Data under study –
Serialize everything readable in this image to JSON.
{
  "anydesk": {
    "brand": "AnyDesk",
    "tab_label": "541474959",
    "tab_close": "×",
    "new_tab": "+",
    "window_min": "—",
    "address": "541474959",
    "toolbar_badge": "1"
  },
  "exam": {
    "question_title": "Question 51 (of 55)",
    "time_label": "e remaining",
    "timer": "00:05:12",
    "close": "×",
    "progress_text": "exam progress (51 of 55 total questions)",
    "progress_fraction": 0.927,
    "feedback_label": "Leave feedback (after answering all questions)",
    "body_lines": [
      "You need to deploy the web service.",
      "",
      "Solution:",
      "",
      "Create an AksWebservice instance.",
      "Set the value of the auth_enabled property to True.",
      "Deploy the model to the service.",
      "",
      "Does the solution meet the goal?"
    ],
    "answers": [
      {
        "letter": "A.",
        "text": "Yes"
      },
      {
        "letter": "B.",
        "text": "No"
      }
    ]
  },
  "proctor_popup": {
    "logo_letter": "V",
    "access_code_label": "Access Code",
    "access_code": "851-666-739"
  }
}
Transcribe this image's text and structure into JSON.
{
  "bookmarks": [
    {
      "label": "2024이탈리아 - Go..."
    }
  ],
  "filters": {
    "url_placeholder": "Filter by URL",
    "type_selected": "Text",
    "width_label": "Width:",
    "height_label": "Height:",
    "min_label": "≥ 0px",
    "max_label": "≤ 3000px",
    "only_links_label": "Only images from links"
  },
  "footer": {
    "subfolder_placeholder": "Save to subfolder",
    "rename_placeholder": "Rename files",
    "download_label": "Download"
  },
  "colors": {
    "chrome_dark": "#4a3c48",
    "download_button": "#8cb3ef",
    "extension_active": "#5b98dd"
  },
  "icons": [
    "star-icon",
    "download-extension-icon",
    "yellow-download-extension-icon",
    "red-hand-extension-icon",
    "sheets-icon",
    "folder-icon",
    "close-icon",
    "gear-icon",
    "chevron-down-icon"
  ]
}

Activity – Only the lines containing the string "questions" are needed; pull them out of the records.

Answer to the problem –
    "progress_text": "exam progress (51 of 55 total questions)",
    "feedback_label": "Leave feedback (after answering all questions)",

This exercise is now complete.